13:1-2 "love" is Greek is "agape." "Love" in this sense is charity. Charity was the glue that held the Christian community together. Charity was missing in the turf wars the community experienced.
13:7 "(It) bears all, trusts all, hopes all, endures all." This forms a quasi "A-B-A" structure with the language of endurance ("A") surrounding and highlighting faith and hope ("B").
13:8 "only partially" is literally "out of a portion." The word can also mean "imperfect," even "immature."
Chapter Thirteen of First Corinthians is a favorite for wedding ceremonies. Yet, I wonder if the couple would choose this "ode" to love if they really knew the underlining intent of Paul.
In the midst of Paul's diatribe against cliques that fought for turf in the Corinthian church, he presented the ideal virtue of the Christian community: charity. But he framed the ideal in a polemical way.
First, he looked at the spiritual gifts that were the bragging points of his opponents: tongues, claims of spiritual knowledge, and prophecy. To this list he added almsgiving and self-sacrifice. While these were all admirable, they did not, in themselves, evangelize or promote the growth of the community. In and of themselves, they were useless.
Second, Paul described the substance of charity in a quasi "A-B-A" structure. The positives ("A") highlighted the negative ("B") Charity was patient and kind. It endures the negative with faith and hope.

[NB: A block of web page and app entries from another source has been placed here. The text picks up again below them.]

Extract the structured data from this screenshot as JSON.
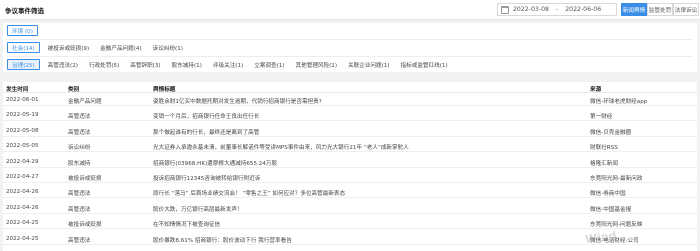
{
  "header": {
    "title": "争议事件筛选",
    "date_start": "2022-03-08",
    "date_end": "2022-06-06",
    "buttons": [
      "新闻舆情",
      "监管处罚",
      "法律诉讼"
    ]
  },
  "filters": {
    "env": {
      "chip": "环境 (0)"
    },
    "social": {
      "chip": "社会(14)",
      "items": [
        "被投诉或贬损(9)",
        "金融产品问题(4)",
        "诉讼纠纷(1)"
      ]
    },
    "governance": {
      "chip": "治理(25)",
      "items": [
        "高管违法(2)",
        "行政处罚(5)",
        "高管辞职(3)",
        "股东减持(1)",
        "评级关注(1)",
        "立案调查(1)",
        "其他管理风险(1)",
        "关联企业问题(1)",
        "指标或监管红线(1)"
      ]
    }
  },
  "table": {
    "columns": [
      "发生时间",
      "类别",
      "舆情标题",
      "来源"
    ],
    "rows": [
      {
        "date": "2022-06-01",
        "category": "金融产品问题",
        "title": "姿胜余财1亿买中数据托期对发生逾期，代销行招商银行是否需担责?",
        "source": "微信-环球老虎财经app"
      },
      {
        "date": "2022-05-19",
        "category": "高管违法",
        "title": "变销一个月后，招商银行任命王良出任行长",
        "source": "第一财经"
      },
      {
        "date": "2022-05-08",
        "category": "高管违法",
        "title": "那个做起谁有的行长，最终还是离到了高管",
        "source": "微信-贝壳金融圈"
      },
      {
        "date": "2022-05-05",
        "category": "诉讼纠纷",
        "title": "光大证券入承邀永基未清，前董事长解诺件等受讲MPS事件由来，风力光大银行21年 “老人”成新掌舵人",
        "source": "财联社RSS"
      },
      {
        "date": "2022-04-29",
        "category": "股东减持",
        "title": "招商银行(03968.HK)遭摩根大通减持655.24万股",
        "source": "格隆汇新闻"
      },
      {
        "date": "2022-04-27",
        "category": "被投诉或贬损",
        "title": "投诉招商银行12345咨询被转给银行附近诉",
        "source": "东莞阳光网-最新问政"
      },
      {
        "date": "2022-04-26",
        "category": "高管违法",
        "title": "原行长 “落马” 后首场业绩交流会！ “零售之王” 如何应对？多位高管最新表态",
        "source": "微信-券商中国"
      },
      {
        "date": "2022-04-26",
        "category": "高管违法",
        "title": "股价大跌，万亿银行高层最新发声！",
        "source": "微信-中国基金报"
      },
      {
        "date": "2022-04-25",
        "category": "被投诉或贬损",
        "title": "在不知情情况下被查询征信",
        "source": "东莞阳光网-问题反映"
      },
      {
        "date": "2022-04-25",
        "category": "高管违法",
        "title": "股价暴跌8.61% 招商银行：股价波动下行 我行营率看告",
        "source": "微信-电话财经·公司"
      }
    ]
  },
  "watermark": "Wind"
}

Charity was not the activity of his opponents that spread their agenda. They promoted themselves, acted with arrogance, even engaged in shameful activities (backdoor politics?). As they sought personal gain, they provoked others, instilled animosities, and celebrated when others "lost face." These were not the hallmarks of Christian community.

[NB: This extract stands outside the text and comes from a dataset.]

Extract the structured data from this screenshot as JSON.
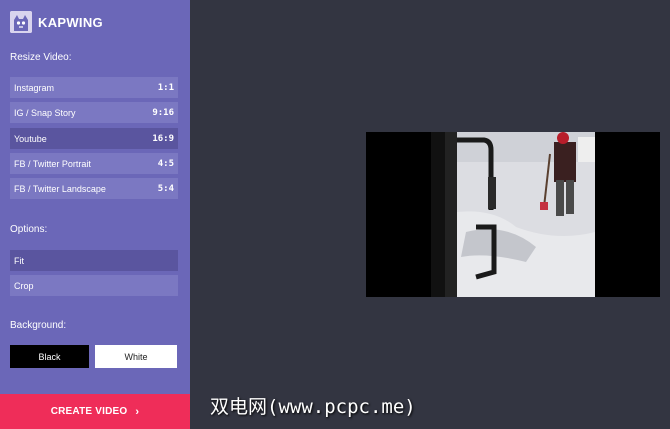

Third, against these attitudes and activities, Paul makes the most remarkable statement: charity never fails. This self-giving virtue would survive the last day and would define the Kingdom. When all other spiritual gifts faded away with the coming of the Lord, charity would remain. Prophecy and spiritual knowledge were, by nature, incomplete (imperfect and, so, lacking maturity). Their misuse could (and was) tearing apart the community. Charity, by nature, could never do this. Implicitly, charity could cause prophecy and spiritual insight to grow. The reverse was not always true.
Paul concluded with his famous hierarchy of the theological virtues: faith, hope, and charity. The greatest was charity. It defined the ideal of the Church. It defined life in the Kingdom.
Like the Corinthians, we share the human frailties of turf possession, social climbing, gossip, obsession with control... Sometimes, I think parish life is defined by these sins. But, as many times as I see the negative, I see three times the positive. Charity does live in the community. As bad as we can be, we are challenged by those who act from the heart. They make the community truly Church.
What has discouraged you at your local church? What has encouraged you? Who has inspired you to remain? Why do they inspire you?